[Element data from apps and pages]
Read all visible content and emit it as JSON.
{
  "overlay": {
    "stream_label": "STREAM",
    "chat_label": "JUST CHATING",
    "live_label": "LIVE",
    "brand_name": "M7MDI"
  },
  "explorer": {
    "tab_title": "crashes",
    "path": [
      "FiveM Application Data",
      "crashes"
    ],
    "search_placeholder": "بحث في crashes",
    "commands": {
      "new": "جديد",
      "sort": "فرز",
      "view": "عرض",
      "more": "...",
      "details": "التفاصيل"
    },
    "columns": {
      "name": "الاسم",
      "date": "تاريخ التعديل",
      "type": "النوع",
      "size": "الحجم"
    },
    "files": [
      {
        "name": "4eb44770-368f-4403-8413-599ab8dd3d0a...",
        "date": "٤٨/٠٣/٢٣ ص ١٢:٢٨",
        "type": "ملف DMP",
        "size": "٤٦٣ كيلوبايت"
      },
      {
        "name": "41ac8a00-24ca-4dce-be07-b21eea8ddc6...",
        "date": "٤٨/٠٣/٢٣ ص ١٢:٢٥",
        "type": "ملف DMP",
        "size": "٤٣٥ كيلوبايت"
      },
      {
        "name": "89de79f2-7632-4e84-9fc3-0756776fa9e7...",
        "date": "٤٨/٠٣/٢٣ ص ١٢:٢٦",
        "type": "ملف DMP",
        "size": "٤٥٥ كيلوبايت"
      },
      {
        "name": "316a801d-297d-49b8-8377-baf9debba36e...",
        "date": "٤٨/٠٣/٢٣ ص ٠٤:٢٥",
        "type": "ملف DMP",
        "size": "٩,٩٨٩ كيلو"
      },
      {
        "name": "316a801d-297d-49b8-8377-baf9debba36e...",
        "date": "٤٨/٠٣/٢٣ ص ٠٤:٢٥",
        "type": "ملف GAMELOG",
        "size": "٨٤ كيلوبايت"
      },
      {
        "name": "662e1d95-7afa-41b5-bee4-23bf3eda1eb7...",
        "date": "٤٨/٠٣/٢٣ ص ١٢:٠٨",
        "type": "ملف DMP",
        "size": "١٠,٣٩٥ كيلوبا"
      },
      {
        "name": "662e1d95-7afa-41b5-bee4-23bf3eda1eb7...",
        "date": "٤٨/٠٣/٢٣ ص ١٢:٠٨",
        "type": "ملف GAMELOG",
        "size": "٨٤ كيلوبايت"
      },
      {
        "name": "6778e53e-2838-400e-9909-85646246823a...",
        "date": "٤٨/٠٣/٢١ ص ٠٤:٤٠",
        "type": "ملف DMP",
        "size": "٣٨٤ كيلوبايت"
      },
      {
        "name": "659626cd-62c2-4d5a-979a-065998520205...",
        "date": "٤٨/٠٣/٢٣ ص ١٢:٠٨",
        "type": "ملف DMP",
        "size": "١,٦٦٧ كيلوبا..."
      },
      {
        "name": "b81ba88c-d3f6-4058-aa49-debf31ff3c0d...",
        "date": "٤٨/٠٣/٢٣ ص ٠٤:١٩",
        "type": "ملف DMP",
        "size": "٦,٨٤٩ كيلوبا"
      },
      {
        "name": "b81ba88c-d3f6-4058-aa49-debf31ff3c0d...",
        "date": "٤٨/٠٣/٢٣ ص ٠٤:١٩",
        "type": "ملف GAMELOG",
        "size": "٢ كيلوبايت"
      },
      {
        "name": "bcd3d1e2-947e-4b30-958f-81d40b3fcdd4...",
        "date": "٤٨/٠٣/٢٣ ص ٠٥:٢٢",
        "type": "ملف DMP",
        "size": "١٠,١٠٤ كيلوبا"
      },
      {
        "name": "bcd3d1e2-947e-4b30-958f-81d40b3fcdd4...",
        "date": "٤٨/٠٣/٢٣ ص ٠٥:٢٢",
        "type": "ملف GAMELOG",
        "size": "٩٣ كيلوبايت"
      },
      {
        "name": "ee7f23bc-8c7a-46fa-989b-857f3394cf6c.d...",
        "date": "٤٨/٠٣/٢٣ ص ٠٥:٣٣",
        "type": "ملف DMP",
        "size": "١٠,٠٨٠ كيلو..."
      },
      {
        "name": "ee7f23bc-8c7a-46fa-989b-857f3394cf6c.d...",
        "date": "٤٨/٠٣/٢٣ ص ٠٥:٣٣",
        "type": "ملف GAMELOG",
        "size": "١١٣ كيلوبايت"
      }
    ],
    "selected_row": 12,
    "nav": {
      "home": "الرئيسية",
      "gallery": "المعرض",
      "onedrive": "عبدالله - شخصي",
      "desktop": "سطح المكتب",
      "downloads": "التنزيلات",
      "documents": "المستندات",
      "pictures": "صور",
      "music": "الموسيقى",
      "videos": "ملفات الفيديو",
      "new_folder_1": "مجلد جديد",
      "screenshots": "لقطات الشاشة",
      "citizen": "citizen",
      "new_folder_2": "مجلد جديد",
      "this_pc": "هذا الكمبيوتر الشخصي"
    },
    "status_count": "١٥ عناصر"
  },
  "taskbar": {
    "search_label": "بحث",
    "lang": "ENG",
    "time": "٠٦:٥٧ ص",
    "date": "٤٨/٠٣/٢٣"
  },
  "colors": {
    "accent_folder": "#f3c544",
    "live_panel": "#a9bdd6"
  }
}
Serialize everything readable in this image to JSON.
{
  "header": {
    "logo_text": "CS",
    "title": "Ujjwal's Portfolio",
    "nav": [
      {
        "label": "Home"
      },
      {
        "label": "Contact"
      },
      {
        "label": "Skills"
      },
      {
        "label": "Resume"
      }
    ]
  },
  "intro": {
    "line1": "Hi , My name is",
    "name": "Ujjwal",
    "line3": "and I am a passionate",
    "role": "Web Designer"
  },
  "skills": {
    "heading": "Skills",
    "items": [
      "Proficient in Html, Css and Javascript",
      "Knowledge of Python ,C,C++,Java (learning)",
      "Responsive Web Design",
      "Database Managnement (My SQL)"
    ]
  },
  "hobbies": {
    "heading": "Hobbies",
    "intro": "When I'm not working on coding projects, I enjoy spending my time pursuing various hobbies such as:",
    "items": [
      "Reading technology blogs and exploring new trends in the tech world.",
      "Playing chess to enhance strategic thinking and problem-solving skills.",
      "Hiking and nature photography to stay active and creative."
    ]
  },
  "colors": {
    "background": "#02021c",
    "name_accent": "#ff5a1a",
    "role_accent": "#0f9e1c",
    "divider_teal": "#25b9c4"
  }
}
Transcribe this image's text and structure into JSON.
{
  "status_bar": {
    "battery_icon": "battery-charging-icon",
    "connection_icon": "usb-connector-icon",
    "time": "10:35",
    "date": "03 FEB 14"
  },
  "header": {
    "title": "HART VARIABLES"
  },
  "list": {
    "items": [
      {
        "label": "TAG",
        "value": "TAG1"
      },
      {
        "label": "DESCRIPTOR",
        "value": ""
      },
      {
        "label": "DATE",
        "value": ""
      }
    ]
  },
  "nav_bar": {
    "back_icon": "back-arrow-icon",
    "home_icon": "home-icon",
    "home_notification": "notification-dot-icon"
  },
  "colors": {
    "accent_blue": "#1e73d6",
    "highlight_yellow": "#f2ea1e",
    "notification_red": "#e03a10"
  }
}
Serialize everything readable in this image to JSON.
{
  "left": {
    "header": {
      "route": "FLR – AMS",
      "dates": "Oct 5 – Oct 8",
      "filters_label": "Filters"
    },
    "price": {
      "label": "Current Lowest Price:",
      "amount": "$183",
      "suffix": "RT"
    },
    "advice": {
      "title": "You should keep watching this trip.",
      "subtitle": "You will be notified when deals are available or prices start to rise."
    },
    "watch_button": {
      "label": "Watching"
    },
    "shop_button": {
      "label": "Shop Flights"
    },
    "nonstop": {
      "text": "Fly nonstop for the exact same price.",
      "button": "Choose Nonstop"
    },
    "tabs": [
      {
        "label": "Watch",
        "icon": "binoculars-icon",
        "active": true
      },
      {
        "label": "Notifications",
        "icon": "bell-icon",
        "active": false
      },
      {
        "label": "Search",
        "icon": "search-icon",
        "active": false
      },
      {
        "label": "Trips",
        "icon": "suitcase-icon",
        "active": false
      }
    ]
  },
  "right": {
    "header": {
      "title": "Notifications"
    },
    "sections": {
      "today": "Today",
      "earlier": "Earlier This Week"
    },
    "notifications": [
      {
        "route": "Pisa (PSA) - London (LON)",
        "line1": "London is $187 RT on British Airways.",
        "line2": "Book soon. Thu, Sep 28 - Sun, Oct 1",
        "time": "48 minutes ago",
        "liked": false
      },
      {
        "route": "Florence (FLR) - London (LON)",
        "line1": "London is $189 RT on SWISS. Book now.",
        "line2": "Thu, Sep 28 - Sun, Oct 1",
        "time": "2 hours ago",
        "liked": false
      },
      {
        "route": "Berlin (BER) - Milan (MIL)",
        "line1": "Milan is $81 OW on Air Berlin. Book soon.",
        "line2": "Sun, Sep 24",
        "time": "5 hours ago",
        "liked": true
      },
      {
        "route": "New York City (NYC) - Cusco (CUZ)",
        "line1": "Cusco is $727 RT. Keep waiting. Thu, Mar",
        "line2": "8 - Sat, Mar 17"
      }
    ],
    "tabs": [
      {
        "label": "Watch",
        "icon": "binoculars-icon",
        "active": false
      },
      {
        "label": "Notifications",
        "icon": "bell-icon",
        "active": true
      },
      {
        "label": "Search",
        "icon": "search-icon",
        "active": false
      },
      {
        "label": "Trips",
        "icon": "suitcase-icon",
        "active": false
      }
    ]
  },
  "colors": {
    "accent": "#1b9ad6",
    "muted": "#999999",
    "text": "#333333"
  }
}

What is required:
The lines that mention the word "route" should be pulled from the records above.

Your response:
      "route": "FLR – AMS",
        "route": "Pisa (PSA) - London (LON)",
        "route": "Florence (FLR) - London (LON)",
        "route": "Berlin (BER) - Milan (MIL)",
        "route": "New York City (NYC) - Cusco (CUZ)",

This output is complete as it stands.